...Karen reflects on Robert Montgomery and Norma Shearer in PRIVATE LIVES (1931) at Shadows and Satin. Her comments made me want to watch it again. :)
...At The Second Sentence, Elisabeth lists three of her favorite WALTONS episodes dealing with John-Boy's writing career. As longtime readers may recall, THE WALTONS is one of my all-time favorite shows. Highly recommended.
...Breakfast coffee at the Original Pantry in Los Angeles is no longer free. The restaurant is coping with higher prices by charge 50 cents for coffee, the first time the restaurant has charged for breakfast coffee in its 87 years. I described a trip to the Pantry in 2008.
...Moira has a very interesting post on RUTHLESS (1948) at Skeins of Thought. It's got a terrific cast, including Zachary Scott, Diana Lynn, Lucille Bremer, Louis Hayward, and Sydney Greenstreet.
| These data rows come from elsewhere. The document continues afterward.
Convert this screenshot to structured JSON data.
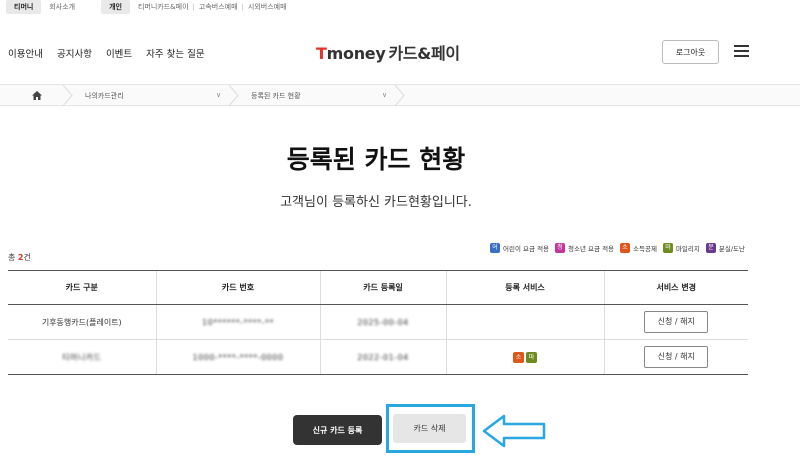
{
  "topbar": {
    "tmoney": "티머니",
    "company": "회사소개",
    "personal": "개인",
    "links": [
      "티머니카드&페이",
      "고속버스예매",
      "시외버스예매"
    ]
  },
  "header": {
    "nav": [
      "이용안내",
      "공지사항",
      "이벤트",
      "자주 찾는 질문"
    ],
    "logo_t": "T",
    "logo_rest": "money",
    "logo_kr": "카드&페이",
    "logout": "로그아웃"
  },
  "breadcrumb": {
    "item1": "나의카드관리",
    "item2": "등록된 카드 현황"
  },
  "main": {
    "title": "등록된 카드 현황",
    "subtitle": "고객님이 등록하신 카드현황입니다.",
    "total_prefix": "총 ",
    "total_count": "2",
    "total_suffix": "건"
  },
  "legend": [
    {
      "badge": "어",
      "label": "어린이 요금 적용",
      "color": "#3b6fc4"
    },
    {
      "badge": "청",
      "label": "청소년 요금 적용",
      "color": "#c2359a"
    },
    {
      "badge": "소",
      "label": "소득공제",
      "color": "#e0561a"
    },
    {
      "badge": "마",
      "label": "마일리지",
      "color": "#6e8b1f"
    },
    {
      "badge": "분",
      "label": "분실/도난",
      "color": "#6a3a8a"
    }
  ],
  "table": {
    "headers": [
      "카드 구분",
      "카드 번호",
      "카드 등록일",
      "등록 서비스",
      "서비스 변경"
    ],
    "rows": [
      {
        "type": "기후동행카드(플레이트)",
        "number": "10******-****-**",
        "date": "2025-00-04",
        "services": [],
        "change": "신청 / 해지"
      },
      {
        "type": "티머니카드",
        "number": "1000-****-****-0000",
        "date": "2022-01-04",
        "services": [
          {
            "badge": "소",
            "color": "#e0561a"
          },
          {
            "badge": "마",
            "color": "#6e8b1f"
          }
        ],
        "change": "신청 / 해지"
      }
    ]
  },
  "actions": {
    "new_card": "신규 카드 등록",
    "delete_card": "카드 삭제"
  },
  "colors": {
    "accent": "#e6332a",
    "highlight": "#29a7e1"
  }
}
I've had it in my Netflix Instant queue and am delighted to learn from Moira that Netflix is showing an excellent print.
...Susan King reports in the L.A. Times that the papers of director Nicholas Ray will be archived at the University of Texas at Austin.
...Royal Watch: The BBC has video of Queen Elizabeth's granddaughter, Zara Phillips, leaving the church after her wedding yesterday. For those who enjoy perusing the photos and fashions, here's the royal family attending a wedding eve cocktail party on the Royal Yacht Britannia, and here's photos from the wedding day. (The Duchess of Cambridge looked great, as always.) Having been there, I loved the photo in Holyrood Abbey at Holyroodhouse.
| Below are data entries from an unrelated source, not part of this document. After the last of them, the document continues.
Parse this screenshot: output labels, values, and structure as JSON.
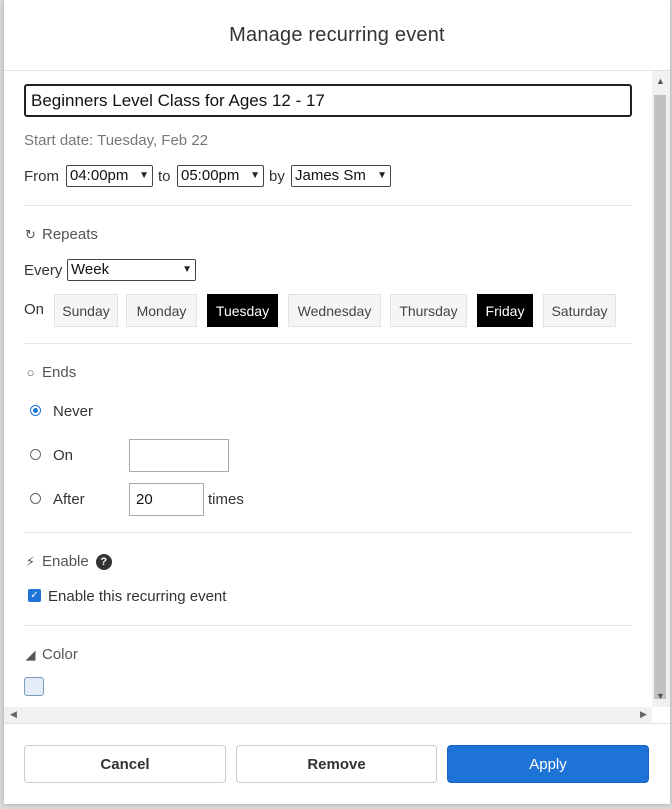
{
  "dialog": {
    "title": "Manage recurring event"
  },
  "event": {
    "title_value": "Beginners Level Class for Ages 12 - 17",
    "start_date": "Start date: Tuesday, Feb 22",
    "from_label": "From",
    "from_time": "04:00pm",
    "to_label": "to",
    "to_time": "05:00pm",
    "by_label": "by",
    "by_person": "James Sm"
  },
  "repeats": {
    "icon": "refresh-icon",
    "heading": "Repeats",
    "every_label": "Every",
    "every_value": "Week",
    "on_label": "On",
    "days": [
      {
        "label": "Sunday",
        "active": false
      },
      {
        "label": "Monday",
        "active": false
      },
      {
        "label": "Tuesday",
        "active": true
      },
      {
        "label": "Wednesday",
        "active": false
      },
      {
        "label": "Thursday",
        "active": false
      },
      {
        "label": "Friday",
        "active": true
      },
      {
        "label": "Saturday",
        "active": false
      }
    ]
  },
  "ends": {
    "icon": "circle-outline-icon",
    "heading": "Ends",
    "never_label": "Never",
    "on_label": "On",
    "on_value": "",
    "after_label": "After",
    "after_value": "20",
    "times_label": "times",
    "selected": "Never"
  },
  "enable": {
    "icon": "lightning-icon",
    "heading": "Enable",
    "help_glyph": "?",
    "checkbox_label": "Enable this recurring event",
    "checked": true
  },
  "color": {
    "icon": "paint-bucket-icon",
    "heading": "Color",
    "swatch_color": "#e4edf7"
  },
  "footer": {
    "cancel_label": "Cancel",
    "remove_label": "Remove",
    "apply_label": "Apply"
  },
  "colors": {
    "accent": "#1e73d7",
    "active_day": "#000000"
  }
}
...Jessica muses on the sad, somewhat mysterious end of actress Carole Landis at Comet Over Hollywood. I really enjoyed Landis in films such as MOON OVER MIAMI (1941) and I WAKE UP SCREAMING (1941). I found Eric Gans' book CAROLE LANDIS: A MOST BEAUTIFUL GIRL, from University of Mississippi Press, an informative read.
...From the Hollywood Reporter: "Hollywood's First Digital Christmas to Cause Pain." (Via Kristina.) I just don't see the appeal in "owning" nebulous films stored in a "cloud," which could disappear due to who knows what. Streaming is fun for some titles, but I like to own my own DVDs and know they're accessible at any time.
...And here's another issue of the times, E-Books vs. paper.
...At Where Danger Lives, the Greatest Sci-Fi Poster Countdown lists Nos. 11 through 20.
...And the Calamity Jane series has concluded at Another Old Movie Blog with Parts 3 and 4.
...TV Shows on DVD reports that Season 3 of FALCON CREST is on the way to DVD in early 2012.
...If you haven't yet visited Tom's series on the Movie Theaters of Los Angeles -- first linked to here in June -- be sure to stop by. He's got four photo posts up so far, with several more installments to come.
...Glenn Erickson reviews the Warner Archive release DARK OF THE SUN (1968), starring Rod Taylor, at DVD Savant.
...I like the titles chosen by Audrey for a dream Ginger Rogers boxed DVD set, guest posted at Waitin' on a Sunny Day.
...Notable Passing: Character actor G.D. Spradlin has passed on a month short of his 91st birthday. Spradlin, a successful oilman, didn't start his acting career until he was in his 40s.
Have a great week!